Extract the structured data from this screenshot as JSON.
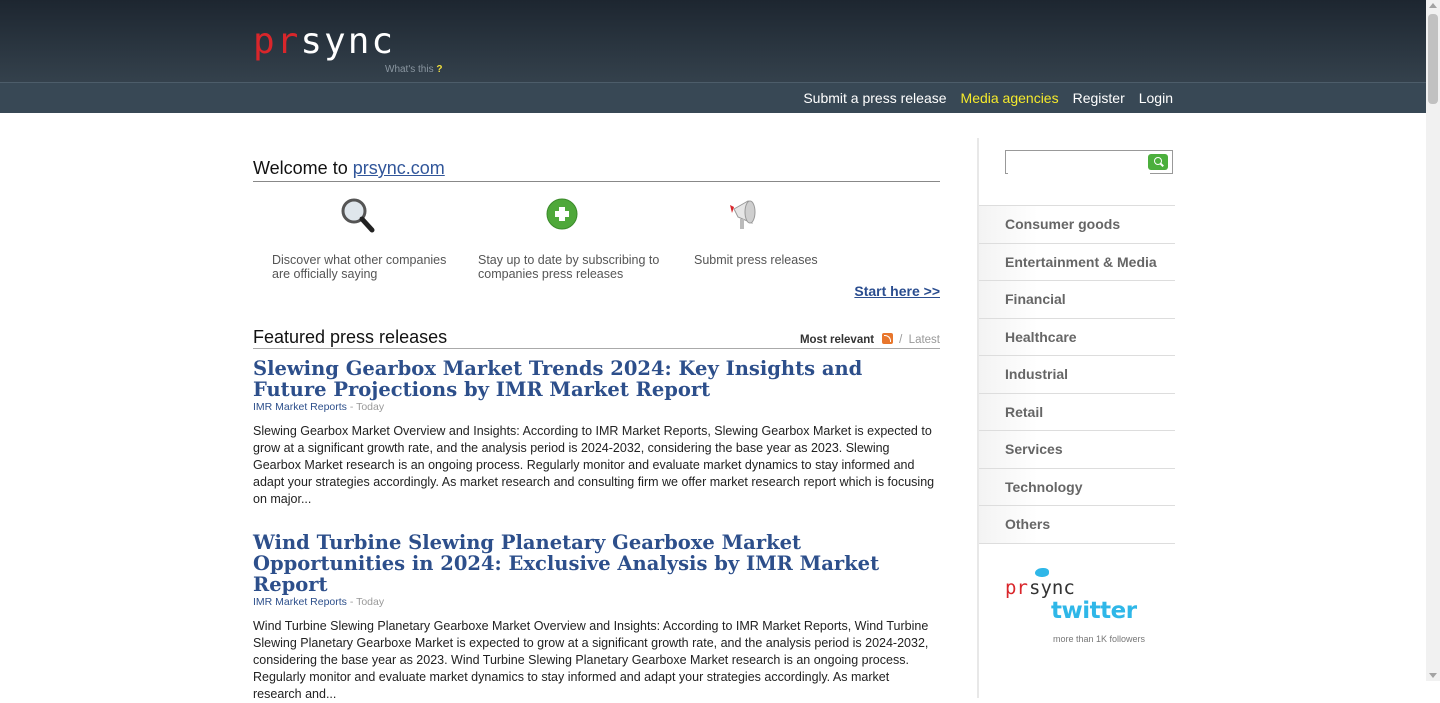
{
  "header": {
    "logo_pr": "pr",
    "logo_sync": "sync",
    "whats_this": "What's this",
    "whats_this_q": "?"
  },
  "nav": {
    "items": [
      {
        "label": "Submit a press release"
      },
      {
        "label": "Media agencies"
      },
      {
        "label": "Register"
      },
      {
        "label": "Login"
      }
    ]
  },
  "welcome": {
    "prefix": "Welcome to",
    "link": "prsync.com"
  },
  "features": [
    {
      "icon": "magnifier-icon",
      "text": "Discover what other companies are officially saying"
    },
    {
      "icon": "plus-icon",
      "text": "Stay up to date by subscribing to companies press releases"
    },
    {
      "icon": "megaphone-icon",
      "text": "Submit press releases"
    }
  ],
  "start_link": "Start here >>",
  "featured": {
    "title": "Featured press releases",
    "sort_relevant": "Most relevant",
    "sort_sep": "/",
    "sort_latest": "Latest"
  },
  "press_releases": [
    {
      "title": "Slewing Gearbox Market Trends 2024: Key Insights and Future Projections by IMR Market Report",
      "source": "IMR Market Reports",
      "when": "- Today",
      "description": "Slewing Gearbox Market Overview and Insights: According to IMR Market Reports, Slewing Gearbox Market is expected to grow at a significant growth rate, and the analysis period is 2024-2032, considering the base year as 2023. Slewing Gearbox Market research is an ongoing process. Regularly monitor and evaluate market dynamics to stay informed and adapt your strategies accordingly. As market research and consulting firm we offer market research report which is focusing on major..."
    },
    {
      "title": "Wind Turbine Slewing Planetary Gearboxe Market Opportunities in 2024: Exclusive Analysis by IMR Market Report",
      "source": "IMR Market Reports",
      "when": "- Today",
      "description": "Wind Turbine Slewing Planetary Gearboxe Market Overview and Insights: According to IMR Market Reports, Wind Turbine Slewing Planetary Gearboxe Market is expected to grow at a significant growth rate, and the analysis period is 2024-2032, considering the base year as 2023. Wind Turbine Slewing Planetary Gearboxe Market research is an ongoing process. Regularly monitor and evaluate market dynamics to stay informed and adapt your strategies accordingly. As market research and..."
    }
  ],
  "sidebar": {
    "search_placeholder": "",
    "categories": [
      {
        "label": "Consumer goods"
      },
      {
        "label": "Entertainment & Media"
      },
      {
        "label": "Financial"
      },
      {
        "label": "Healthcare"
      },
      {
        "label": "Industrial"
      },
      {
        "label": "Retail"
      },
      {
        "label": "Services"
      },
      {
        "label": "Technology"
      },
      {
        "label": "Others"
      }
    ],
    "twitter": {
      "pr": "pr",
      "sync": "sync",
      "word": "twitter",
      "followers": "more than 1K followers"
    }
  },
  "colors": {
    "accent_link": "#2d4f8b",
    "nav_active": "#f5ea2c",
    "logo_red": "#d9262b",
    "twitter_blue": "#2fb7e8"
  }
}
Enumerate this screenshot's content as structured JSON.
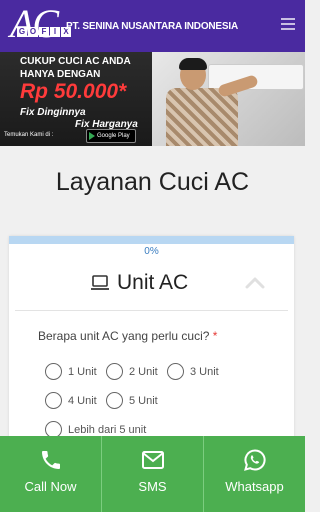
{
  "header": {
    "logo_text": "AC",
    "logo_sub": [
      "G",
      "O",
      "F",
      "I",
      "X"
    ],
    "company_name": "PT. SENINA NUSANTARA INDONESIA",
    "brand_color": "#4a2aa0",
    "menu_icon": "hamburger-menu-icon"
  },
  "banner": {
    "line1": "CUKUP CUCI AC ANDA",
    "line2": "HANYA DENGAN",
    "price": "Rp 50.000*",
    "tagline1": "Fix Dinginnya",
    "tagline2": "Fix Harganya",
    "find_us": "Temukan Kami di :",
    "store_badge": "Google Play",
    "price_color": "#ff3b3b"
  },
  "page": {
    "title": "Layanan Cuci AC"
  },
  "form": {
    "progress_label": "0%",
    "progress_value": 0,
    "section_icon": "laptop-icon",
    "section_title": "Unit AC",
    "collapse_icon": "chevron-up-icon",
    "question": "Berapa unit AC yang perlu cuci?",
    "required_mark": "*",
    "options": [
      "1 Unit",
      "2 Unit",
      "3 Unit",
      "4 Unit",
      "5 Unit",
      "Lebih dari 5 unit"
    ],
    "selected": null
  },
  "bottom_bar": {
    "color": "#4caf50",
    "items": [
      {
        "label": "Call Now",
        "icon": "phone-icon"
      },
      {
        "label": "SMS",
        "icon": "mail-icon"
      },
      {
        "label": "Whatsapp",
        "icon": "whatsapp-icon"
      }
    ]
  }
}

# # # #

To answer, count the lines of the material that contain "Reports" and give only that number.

4